There was a time when a certain kind of small business owner — strapped for cash — with a meager promotional budget, easily could be tempted to adopt a “clever” name, as a “short-cut,” to “play off” a well-known, iconic brand, but in the end, he or she probably was convinced by counsel that doing so would be foolish: It would be certain to draw a long, distracting, losing, and costly fight.

One tried and true way of effectively steering a business to avoid this kind of fire has been to have it “put the shoe on the other foot.” In other words, having those involved answer the hard question of what they’d honestly do if they managed the famous brand in question and someone came along doing exactly what they are proposing to do. Often yielding: “Oh, now I get it.”

Nowadays though, with the hungry media’s fascination over the ever-popular “trademark bullying” accusation, the juicy David v. Goliath story-lines, and the prevalence of mysterious litigation settlements with undisclosed terms, as well as a growing appreciation that large brand owners would prefer to avoid the shaming label altogether, there is a growing and legitimate concern that small business owners may be more and more inclined to bait large brand owners into fights for the publicity — to help launch their new product — and eventual confidential settlement.

If not actual bait, then at least these David-style “benefits” unfortunately appear to be factored into the trademark decision-making under the present trademark landscape.

Now, I certainly don’t know the true motivation behind the latest trademark to trigger an iconic brand owner’s legitimate objection, but based on what I’ve seen thus far, I do tend to believe that the latest brand to undeservingly wear the pejorative and media-baiting “trademark bully” label is: Tootsie Roll.

Over the weekend, CNNMoney reported the filing of a trademark lawsuit by Tootsie Roll Industries, LLC, owner of the more than century old Tootsie Roll confection brand, against Rollashoe, LLC, a small business based in Miami Beach, Florida, selling women’s footwear under the Footzyrolls name and mark.

The owners of Rollashoe, were quoted applying the trademark bully label to their adversary:

“This lawsuit it completely frivolous and has no merit,” Rolloshoe owners Sarah Caplan, 28, and Jenifer Caplan, 34, said in a statement. “This is just another example of Tootsie Roll trying to bully a minority-owned women’s small business.”

I couldn’t help but notice the absence of quotes that the Caplans were shocked to hear from Tootsie Roll. Didn’t the Caplans have to know they were walking into a serious fight with a major brand owner?

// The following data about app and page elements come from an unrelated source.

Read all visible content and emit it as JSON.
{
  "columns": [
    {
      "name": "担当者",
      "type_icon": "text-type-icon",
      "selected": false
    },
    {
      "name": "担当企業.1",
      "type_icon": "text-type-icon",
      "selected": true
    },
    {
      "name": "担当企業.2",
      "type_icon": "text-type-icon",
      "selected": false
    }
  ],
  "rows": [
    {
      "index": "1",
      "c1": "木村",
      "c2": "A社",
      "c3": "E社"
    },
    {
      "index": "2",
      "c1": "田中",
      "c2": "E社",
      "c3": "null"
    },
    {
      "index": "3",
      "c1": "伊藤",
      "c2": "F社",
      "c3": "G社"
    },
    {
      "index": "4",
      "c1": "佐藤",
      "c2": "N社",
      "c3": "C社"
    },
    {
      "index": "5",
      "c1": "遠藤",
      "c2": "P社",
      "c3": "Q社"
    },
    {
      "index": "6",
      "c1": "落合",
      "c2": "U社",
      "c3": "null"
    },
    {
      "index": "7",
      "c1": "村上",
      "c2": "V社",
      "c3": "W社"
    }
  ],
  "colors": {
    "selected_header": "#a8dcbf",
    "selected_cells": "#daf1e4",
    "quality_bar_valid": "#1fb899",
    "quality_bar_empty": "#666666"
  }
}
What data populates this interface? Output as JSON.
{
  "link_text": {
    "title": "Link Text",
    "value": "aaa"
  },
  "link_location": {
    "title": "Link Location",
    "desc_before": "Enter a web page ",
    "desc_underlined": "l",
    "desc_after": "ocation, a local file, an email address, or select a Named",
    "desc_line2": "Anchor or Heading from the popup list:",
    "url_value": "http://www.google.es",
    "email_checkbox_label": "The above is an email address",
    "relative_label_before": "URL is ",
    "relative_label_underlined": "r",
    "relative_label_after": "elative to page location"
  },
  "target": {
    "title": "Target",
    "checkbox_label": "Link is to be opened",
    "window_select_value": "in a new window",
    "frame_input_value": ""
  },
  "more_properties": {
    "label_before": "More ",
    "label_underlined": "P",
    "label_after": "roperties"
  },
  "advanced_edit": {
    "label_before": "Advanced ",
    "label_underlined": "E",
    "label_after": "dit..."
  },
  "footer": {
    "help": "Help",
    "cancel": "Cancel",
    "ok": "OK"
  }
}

And not a frivolous trademark fight either: Tootsie Roll is a federally-registered trademark for clothing, a popular Halloween costume for babies and adults, the Tootsie Roll brand has been around more than 100 years, sixty-four million Tootsie Rolls are produced each day, and “tootsie” has a widely-known meaning for a person’s foot, putting aside the fact that the iconic Tootsie Roll brand is likely famous and trademark dilution requires no likelihood of confusion.

Giving the Caplans the benefit of the doubt, perhaps they had never heard of trademark dilution before, and maybe they truly thought confusion was the test and impossible.

Yet, at the close of 2010, Tootsie Roll reported to shareholders record sales of $517 million, as detailed in its Annual Report, specifically noting: “Our key competitive advantage lies in our well known brands . . . .” It also identified “candy buying mothers 25-44 years of age, [as] a key Tootsie Roll demographic group.” These facts aren’t surprising and neither is Tootsie Roll’s objection.

Tootsie Roll wasn’t exactly trigger-happy on this one either, having expressed concern about the FOOTZYROLL mark back in 2009 and formally opposing registration of the mark in early 2010; it held off seeking injunctive relief in federal district court until now.

Again, when you’re tempted to mechanically apply the “trademark bully” label to a brand owner’s particular enforcement effort, it might be a good idea to ask the brand owner’s enforcement target what it would be like if the shoe were on the other foot.

Has anyone bothered to ask the Caplan sisters if they were surprised to hear from Tootsie Roll, and what they’d honestly do if the shoe were on the other tootsie?